  66. Spierings, E.L.H. and Saxena, P.R.: The action of ergotamine on the distribution of carotid blood flow — the migraine shunt theory revisited. Headache 20: 143–145 (1980).PubMedCrossRefGoogle Scholar
  67. Sutherland, J.M.; Hooper, W.D.; Eadie, M.J. and Tyrer, J.H.: Buccal absorption of ergotamine. Journal of Neurology, Neurosurgery and Psychiatry 37: 1116–1120 (1974).CrossRefGoogle Scholar
  68. Swirsky, M.Y.: Ergotamine tartrate and caffeine (EC112) in migraine headaches. Connecticut State Medical Journal 18: 121–123 (1954).PubMedGoogle Scholar
  69. Symonds, C.P.: A particular variety of headache. Brain 79: 217–232 (1956).PubMedCrossRefGoogle Scholar
  70. Tfelt-Hansen, P.; Ibraheem, J.J. and Paalzow, L.: Clinical pharmacology of ergotamine studied with a high performance liquid Chromatographic meihod; in Rose (Ed.) Advances in Migraine Research and Therapy, pp. 173–179 (Raven Press, New York 1982).Google Scholar
  71. Tfelt-Hansen, P.; Kanstrup, I.L.; Christensen, N.J. and Winkler, K.: General and regional haemodynamic effects of intravenous ergotamine in man. Clinical Science 65: 599–604 (1983).PubMedGoogle Scholar
  72. Wainscott, G.; Volans, G. and Wilkinson, M.: Ergotamine-induced headaches. British Medical Journal 2: 724 (1974).PubMedCrossRefGoogle Scholar
  73. Waters, W.E.: Controlled clinical trial of ergotamine tartrate. British Medical Journal 2: 325–327 (1970).PubMedCrossRefGoogle Scholar
  74. Wilkinson, M. and Wall, W.C.: Ergotamine tartrate in the treatment of migraine. Archives of Neurobiology 37: 317–319 (1974).Google Scholar
  75. Yuill, G.M.; Swinburn. W.R. and Liversedge, LA.: A double-blind crossover trial of isometheptene mucate compound and ergotamine in migraine. British Journal of Clinical Practice 26: 76–79 (1972).PubMedGoogle Scholar

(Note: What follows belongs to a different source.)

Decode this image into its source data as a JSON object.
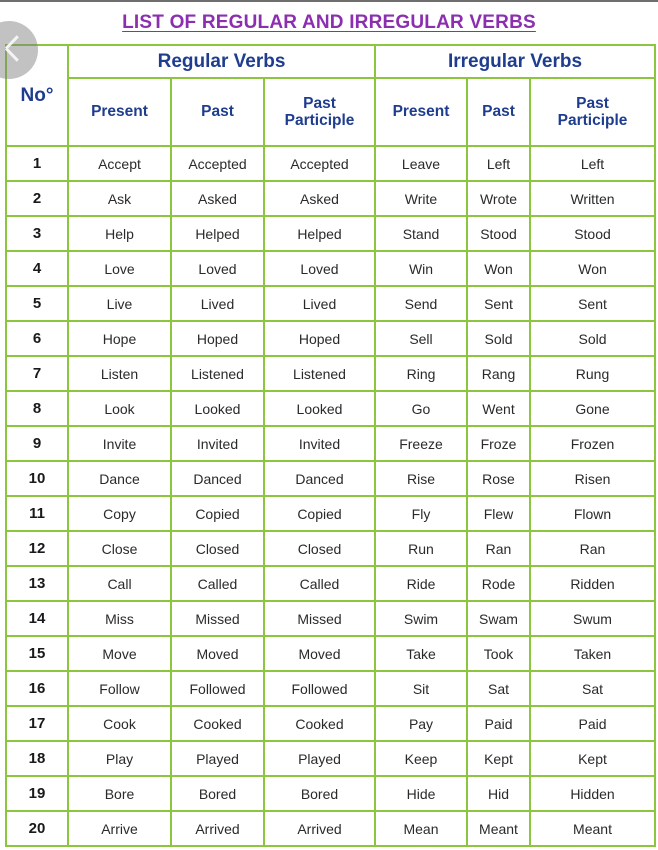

Copyright information

© Adis Press Limited 1985

Authors and Affiliations

  • V. L. Perrin
    • 1
  1. 1.Medical DivisionGlaxo Group Research Ltd, WareHertfordshireUK

Personalised recommendations